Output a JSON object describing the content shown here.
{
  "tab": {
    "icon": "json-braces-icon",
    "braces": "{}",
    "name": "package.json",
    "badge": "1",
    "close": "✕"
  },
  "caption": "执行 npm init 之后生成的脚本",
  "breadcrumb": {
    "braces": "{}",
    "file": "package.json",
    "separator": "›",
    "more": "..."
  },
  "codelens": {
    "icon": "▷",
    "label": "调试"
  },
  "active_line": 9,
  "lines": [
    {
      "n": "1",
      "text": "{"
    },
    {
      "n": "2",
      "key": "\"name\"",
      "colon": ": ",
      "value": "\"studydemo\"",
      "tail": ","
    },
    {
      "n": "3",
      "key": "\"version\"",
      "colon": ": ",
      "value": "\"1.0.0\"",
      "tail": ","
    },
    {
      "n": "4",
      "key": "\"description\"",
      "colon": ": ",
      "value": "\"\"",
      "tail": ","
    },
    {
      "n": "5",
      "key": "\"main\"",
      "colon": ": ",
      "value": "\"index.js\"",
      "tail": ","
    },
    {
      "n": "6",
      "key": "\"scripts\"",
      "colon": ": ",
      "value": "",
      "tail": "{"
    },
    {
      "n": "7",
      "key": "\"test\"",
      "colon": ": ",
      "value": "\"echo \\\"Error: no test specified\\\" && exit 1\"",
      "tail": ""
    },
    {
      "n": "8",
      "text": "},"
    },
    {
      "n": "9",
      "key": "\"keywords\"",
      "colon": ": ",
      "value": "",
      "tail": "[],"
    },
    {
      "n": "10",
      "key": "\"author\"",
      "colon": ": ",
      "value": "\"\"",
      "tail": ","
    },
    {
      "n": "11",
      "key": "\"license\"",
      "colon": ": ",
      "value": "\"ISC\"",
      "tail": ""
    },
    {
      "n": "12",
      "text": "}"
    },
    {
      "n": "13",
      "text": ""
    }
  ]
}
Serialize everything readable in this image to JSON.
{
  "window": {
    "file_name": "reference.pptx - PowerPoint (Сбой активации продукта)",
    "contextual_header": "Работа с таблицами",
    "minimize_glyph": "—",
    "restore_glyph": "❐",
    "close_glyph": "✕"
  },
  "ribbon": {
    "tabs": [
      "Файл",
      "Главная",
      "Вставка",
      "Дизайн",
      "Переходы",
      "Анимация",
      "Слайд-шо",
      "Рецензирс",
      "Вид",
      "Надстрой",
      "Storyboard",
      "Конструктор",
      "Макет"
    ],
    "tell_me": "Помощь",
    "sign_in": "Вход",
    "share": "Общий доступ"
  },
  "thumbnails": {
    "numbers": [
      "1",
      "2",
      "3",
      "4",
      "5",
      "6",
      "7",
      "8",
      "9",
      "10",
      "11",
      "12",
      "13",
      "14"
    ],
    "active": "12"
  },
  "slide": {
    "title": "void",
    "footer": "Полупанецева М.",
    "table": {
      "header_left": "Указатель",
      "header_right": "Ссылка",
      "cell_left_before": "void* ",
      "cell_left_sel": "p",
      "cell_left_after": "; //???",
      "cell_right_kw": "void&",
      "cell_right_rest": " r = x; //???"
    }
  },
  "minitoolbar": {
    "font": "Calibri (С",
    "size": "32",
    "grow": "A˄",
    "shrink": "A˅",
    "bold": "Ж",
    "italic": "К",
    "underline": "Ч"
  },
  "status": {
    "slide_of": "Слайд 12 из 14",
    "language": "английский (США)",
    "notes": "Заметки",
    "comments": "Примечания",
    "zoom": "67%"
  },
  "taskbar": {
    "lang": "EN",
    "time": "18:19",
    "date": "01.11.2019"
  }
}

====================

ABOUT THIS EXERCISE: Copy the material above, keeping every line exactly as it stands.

EXERCISE RESULT:
Output a JSON object describing the content shown here.
{
  "tab": {
    "icon": "json-braces-icon",
    "braces": "{}",
    "name": "package.json",
    "badge": "1",
    "close": "✕"
  },
  "caption": "执行 npm init 之后生成的脚本",
  "breadcrumb": {
    "braces": "{}",
    "file": "package.json",
    "separator": "›",
    "more": "..."
  },
  "codelens": {
    "icon": "▷",
    "label": "调试"
  },
  "active_line": 9,
  "lines": [
    {
      "n": "1",
      "text": "{"
    },
    {
      "n": "2",
      "key": "\"name\"",
      "colon": ": ",
      "value": "\"studydemo\"",
      "tail": ","
    },
    {
      "n": "3",
      "key": "\"version\"",
      "colon": ": ",
      "value": "\"1.0.0\"",
      "tail": ","
    },
    {
      "n": "4",
      "key": "\"description\"",
      "colon": ": ",
      "value": "\"\"",
      "tail": ","
    },
    {
      "n": "5",
      "key": "\"main\"",
      "colon": ": ",
      "value": "\"index.js\"",
      "tail": ","
    },
    {
      "n": "6",
      "key": "\"scripts\"",
      "colon": ": ",
      "value": "",
      "tail": "{"
    },
    {
      "n": "7",
      "key": "\"test\"",
      "colon": ": ",
      "value": "\"echo \\\"Error: no test specified\\\" && exit 1\"",
      "tail": ""
    },
    {
      "n": "8",
      "text": "},"
    },
    {
      "n": "9",
      "key": "\"keywords\"",
      "colon": ": ",
      "value": "",
      "tail": "[],"
    },
    {
      "n": "10",
      "key": "\"author\"",
      "colon": ": ",
      "value": "\"\"",
      "tail": ","
    },
    {
      "n": "11",
      "key": "\"license\"",
      "colon": ": ",
      "value": "\"ISC\"",
      "tail": ""
    },
    {
      "n": "12",
      "text": "}"
    },
    {
      "n": "13",
      "text": ""
    }
  ]
}
Serialize everything readable in this image to JSON.
{
  "window": {
    "file_name": "reference.pptx - PowerPoint (Сбой активации продукта)",
    "contextual_header": "Работа с таблицами",
    "minimize_glyph": "—",
    "restore_glyph": "❐",
    "close_glyph": "✕"
  },
  "ribbon": {
    "tabs": [
      "Файл",
      "Главная",
      "Вставка",
      "Дизайн",
      "Переходы",
      "Анимация",
      "Слайд-шо",
      "Рецензирс",
      "Вид",
      "Надстрой",
      "Storyboard",
      "Конструктор",
      "Макет"
    ],
    "tell_me": "Помощь",
    "sign_in": "Вход",
    "share": "Общий доступ"
  },
  "thumbnails": {
    "numbers": [
      "1",
      "2",
      "3",
      "4",
      "5",
      "6",
      "7",
      "8",
      "9",
      "10",
      "11",
      "12",
      "13",
      "14"
    ],
    "active": "12"
  },
  "slide": {
    "title": "void",
    "footer": "Полупанецева М.",
    "table": {
      "header_left": "Указатель",
      "header_right": "Ссылка",
      "cell_left_before": "void* ",
      "cell_left_sel": "p",
      "cell_left_after": "; //???",
      "cell_right_kw": "void&",
      "cell_right_rest": " r = x; //???"
    }
  },
  "minitoolbar": {
    "font": "Calibri (С",
    "size": "32",
    "grow": "A˄",
    "shrink": "A˅",
    "bold": "Ж",
    "italic": "К",
    "underline": "Ч"
  },
  "status": {
    "slide_of": "Слайд 12 из 14",
    "language": "английский (США)",
    "notes": "Заметки",
    "comments": "Примечания",
    "zoom": "67%"
  },
  "taskbar": {
    "lang": "EN",
    "time": "18:19",
    "date": "01.11.2019"
  }
}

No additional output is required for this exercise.